Write out all entries word for word.

(Beginning of Dataset)

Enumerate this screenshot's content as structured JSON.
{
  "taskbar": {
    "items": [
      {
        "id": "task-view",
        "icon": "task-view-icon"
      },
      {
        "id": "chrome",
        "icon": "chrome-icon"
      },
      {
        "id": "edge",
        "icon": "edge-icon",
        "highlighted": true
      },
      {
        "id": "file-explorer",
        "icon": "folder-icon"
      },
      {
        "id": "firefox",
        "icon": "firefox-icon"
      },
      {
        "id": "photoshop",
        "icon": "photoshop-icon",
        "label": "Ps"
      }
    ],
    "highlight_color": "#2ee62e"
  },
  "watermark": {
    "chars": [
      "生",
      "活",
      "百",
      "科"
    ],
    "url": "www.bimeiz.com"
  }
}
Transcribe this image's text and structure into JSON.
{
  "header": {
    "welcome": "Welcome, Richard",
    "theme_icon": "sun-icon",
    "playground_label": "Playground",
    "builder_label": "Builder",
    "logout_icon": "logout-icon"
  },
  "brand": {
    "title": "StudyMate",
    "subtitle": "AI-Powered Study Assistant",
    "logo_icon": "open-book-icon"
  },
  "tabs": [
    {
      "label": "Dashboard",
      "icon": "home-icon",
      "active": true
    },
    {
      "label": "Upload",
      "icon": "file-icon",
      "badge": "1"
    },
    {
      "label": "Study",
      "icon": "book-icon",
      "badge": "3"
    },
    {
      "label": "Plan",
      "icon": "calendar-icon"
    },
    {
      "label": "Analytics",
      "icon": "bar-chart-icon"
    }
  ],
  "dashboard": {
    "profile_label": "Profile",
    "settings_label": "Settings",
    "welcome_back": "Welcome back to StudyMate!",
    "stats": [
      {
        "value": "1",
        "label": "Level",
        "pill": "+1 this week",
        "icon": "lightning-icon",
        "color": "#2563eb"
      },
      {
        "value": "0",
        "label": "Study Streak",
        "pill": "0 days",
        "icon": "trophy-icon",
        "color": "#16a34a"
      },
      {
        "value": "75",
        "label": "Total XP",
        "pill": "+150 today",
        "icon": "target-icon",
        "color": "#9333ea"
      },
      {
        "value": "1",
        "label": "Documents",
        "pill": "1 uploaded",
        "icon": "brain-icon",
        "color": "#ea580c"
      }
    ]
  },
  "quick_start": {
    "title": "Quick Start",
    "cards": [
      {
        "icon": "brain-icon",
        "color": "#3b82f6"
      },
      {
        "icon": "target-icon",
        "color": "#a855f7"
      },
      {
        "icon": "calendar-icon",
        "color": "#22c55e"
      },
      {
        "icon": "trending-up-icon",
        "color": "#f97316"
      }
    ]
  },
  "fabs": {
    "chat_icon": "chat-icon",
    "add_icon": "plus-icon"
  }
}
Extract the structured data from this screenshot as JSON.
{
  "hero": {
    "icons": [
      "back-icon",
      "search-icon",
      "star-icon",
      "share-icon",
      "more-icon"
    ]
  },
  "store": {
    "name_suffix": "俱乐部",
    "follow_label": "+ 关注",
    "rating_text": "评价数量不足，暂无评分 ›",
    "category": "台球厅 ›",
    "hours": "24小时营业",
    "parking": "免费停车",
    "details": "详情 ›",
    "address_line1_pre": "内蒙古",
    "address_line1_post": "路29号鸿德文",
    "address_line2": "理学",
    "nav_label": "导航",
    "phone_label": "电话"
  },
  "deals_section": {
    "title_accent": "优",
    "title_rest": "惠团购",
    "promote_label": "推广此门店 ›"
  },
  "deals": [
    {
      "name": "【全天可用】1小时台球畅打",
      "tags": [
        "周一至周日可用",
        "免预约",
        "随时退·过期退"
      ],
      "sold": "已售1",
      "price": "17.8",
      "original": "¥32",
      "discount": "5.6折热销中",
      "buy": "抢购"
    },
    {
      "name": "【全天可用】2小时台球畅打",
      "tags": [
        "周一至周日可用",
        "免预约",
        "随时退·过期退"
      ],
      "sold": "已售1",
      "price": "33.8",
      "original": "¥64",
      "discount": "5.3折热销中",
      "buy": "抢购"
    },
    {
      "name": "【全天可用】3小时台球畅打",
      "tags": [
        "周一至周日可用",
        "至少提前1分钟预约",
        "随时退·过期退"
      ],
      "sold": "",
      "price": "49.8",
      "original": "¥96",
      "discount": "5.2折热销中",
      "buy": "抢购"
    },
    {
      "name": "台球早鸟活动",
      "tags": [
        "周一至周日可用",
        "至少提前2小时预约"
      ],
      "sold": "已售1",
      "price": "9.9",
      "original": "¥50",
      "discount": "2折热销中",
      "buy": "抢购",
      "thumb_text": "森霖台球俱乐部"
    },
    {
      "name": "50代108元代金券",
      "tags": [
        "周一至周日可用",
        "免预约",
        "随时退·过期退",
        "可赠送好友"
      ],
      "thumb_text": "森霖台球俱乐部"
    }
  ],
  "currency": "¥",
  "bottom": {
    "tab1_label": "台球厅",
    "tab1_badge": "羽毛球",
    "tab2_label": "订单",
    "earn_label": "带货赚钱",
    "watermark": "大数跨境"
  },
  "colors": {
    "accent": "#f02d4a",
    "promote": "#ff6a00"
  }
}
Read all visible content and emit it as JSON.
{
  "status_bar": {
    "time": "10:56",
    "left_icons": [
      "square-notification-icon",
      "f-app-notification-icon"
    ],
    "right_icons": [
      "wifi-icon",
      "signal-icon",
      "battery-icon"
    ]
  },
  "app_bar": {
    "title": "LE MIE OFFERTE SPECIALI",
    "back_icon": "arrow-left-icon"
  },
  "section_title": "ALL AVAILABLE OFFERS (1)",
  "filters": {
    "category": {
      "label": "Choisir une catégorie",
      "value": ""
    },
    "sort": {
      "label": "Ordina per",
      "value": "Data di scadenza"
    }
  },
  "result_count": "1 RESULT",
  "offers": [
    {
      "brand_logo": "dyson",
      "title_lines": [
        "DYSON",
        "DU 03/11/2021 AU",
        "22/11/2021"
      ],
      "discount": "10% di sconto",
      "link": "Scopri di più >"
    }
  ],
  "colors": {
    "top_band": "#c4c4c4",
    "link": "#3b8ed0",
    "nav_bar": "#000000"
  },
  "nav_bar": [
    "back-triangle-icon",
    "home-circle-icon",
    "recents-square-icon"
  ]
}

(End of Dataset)

Exercise output =
Enumerate this screenshot's content as structured JSON.
{
  "taskbar": {
    "items": [
      {
        "id": "task-view",
        "icon": "task-view-icon"
      },
      {
        "id": "chrome",
        "icon": "chrome-icon"
      },
      {
        "id": "edge",
        "icon": "edge-icon",
        "highlighted": true
      },
      {
        "id": "file-explorer",
        "icon": "folder-icon"
      },
      {
        "id": "firefox",
        "icon": "firefox-icon"
      },
      {
        "id": "photoshop",
        "icon": "photoshop-icon",
        "label": "Ps"
      }
    ],
    "highlight_color": "#2ee62e"
  },
  "watermark": {
    "chars": [
      "生",
      "活",
      "百",
      "科"
    ],
    "url": "www.bimeiz.com"
  }
}
Transcribe this image's text and structure into JSON.
{
  "header": {
    "welcome": "Welcome, Richard",
    "theme_icon": "sun-icon",
    "playground_label": "Playground",
    "builder_label": "Builder",
    "logout_icon": "logout-icon"
  },
  "brand": {
    "title": "StudyMate",
    "subtitle": "AI-Powered Study Assistant",
    "logo_icon": "open-book-icon"
  },
  "tabs": [
    {
      "label": "Dashboard",
      "icon": "home-icon",
      "active": true
    },
    {
      "label": "Upload",
      "icon": "file-icon",
      "badge": "1"
    },
    {
      "label": "Study",
      "icon": "book-icon",
      "badge": "3"
    },
    {
      "label": "Plan",
      "icon": "calendar-icon"
    },
    {
      "label": "Analytics",
      "icon": "bar-chart-icon"
    }
  ],
  "dashboard": {
    "profile_label": "Profile",
    "settings_label": "Settings",
    "welcome_back": "Welcome back to StudyMate!",
    "stats": [
      {
        "value": "1",
        "label": "Level",
        "pill": "+1 this week",
        "icon": "lightning-icon",
        "color": "#2563eb"
      },
      {
        "value": "0",
        "label": "Study Streak",
        "pill": "0 days",
        "icon": "trophy-icon",
        "color": "#16a34a"
      },
      {
        "value": "75",
        "label": "Total XP",
        "pill": "+150 today",
        "icon": "target-icon",
        "color": "#9333ea"
      },
      {
        "value": "1",
        "label": "Documents",
        "pill": "1 uploaded",
        "icon": "brain-icon",
        "color": "#ea580c"
      }
    ]
  },
  "quick_start": {
    "title": "Quick Start",
    "cards": [
      {
        "icon": "brain-icon",
        "color": "#3b82f6"
      },
      {
        "icon": "target-icon",
        "color": "#a855f7"
      },
      {
        "icon": "calendar-icon",
        "color": "#22c55e"
      },
      {
        "icon": "trending-up-icon",
        "color": "#f97316"
      }
    ]
  },
  "fabs": {
    "chat_icon": "chat-icon",
    "add_icon": "plus-icon"
  }
}
Extract the structured data from this screenshot as JSON.
{
  "hero": {
    "icons": [
      "back-icon",
      "search-icon",
      "star-icon",
      "share-icon",
      "more-icon"
    ]
  },
  "store": {
    "name_suffix": "俱乐部",
    "follow_label": "+ 关注",
    "rating_text": "评价数量不足，暂无评分 ›",
    "category": "台球厅 ›",
    "hours": "24小时营业",
    "parking": "免费停车",
    "details": "详情 ›",
    "address_line1_pre": "内蒙古",
    "address_line1_post": "路29号鸿德文",
    "address_line2": "理学",
    "nav_label": "导航",
    "phone_label": "电话"
  },
  "deals_section": {
    "title_accent": "优",
    "title_rest": "惠团购",
    "promote_label": "推广此门店 ›"
  },
  "deals": [
    {
      "name": "【全天可用】1小时台球畅打",
      "tags": [
        "周一至周日可用",
        "免预约",
        "随时退·过期退"
      ],
      "sold": "已售1",
      "price": "17.8",
      "original": "¥32",
      "discount": "5.6折热销中",
      "buy": "抢购"
    },
    {
      "name": "【全天可用】2小时台球畅打",
      "tags": [
        "周一至周日可用",
        "免预约",
        "随时退·过期退"
      ],
      "sold": "已售1",
      "price": "33.8",
      "original": "¥64",
      "discount": "5.3折热销中",
      "buy": "抢购"
    },
    {
      "name": "【全天可用】3小时台球畅打",
      "tags": [
        "周一至周日可用",
        "至少提前1分钟预约",
        "随时退·过期退"
      ],
      "sold": "",
      "price": "49.8",
      "original": "¥96",
      "discount": "5.2折热销中",
      "buy": "抢购"
    },
    {
      "name": "台球早鸟活动",
      "tags": [
        "周一至周日可用",
        "至少提前2小时预约"
      ],
      "sold": "已售1",
      "price": "9.9",
      "original": "¥50",
      "discount": "2折热销中",
      "buy": "抢购",
      "thumb_text": "森霖台球俱乐部"
    },
    {
      "name": "50代108元代金券",
      "tags": [
        "周一至周日可用",
        "免预约",
        "随时退·过期退",
        "可赠送好友"
      ],
      "thumb_text": "森霖台球俱乐部"
    }
  ],
  "currency": "¥",
  "bottom": {
    "tab1_label": "台球厅",
    "tab1_badge": "羽毛球",
    "tab2_label": "订单",
    "earn_label": "带货赚钱",
    "watermark": "大数跨境"
  },
  "colors": {
    "accent": "#f02d4a",
    "promote": "#ff6a00"
  }
}
Read all visible content and emit it as JSON.
{
  "status_bar": {
    "time": "10:56",
    "left_icons": [
      "square-notification-icon",
      "f-app-notification-icon"
    ],
    "right_icons": [
      "wifi-icon",
      "signal-icon",
      "battery-icon"
    ]
  },
  "app_bar": {
    "title": "LE MIE OFFERTE SPECIALI",
    "back_icon": "arrow-left-icon"
  },
  "section_title": "ALL AVAILABLE OFFERS (1)",
  "filters": {
    "category": {
      "label": "Choisir une catégorie",
      "value": ""
    },
    "sort": {
      "label": "Ordina per",
      "value": "Data di scadenza"
    }
  },
  "result_count": "1 RESULT",
  "offers": [
    {
      "brand_logo": "dyson",
      "title_lines": [
        "DYSON",
        "DU 03/11/2021 AU",
        "22/11/2021"
      ],
      "discount": "10% di sconto",
      "link": "Scopri di più >"
    }
  ],
  "colors": {
    "top_band": "#c4c4c4",
    "link": "#3b8ed0",
    "nav_bar": "#000000"
  },
  "nav_bar": [
    "back-triangle-icon",
    "home-circle-icon",
    "recents-square-icon"
  ]
}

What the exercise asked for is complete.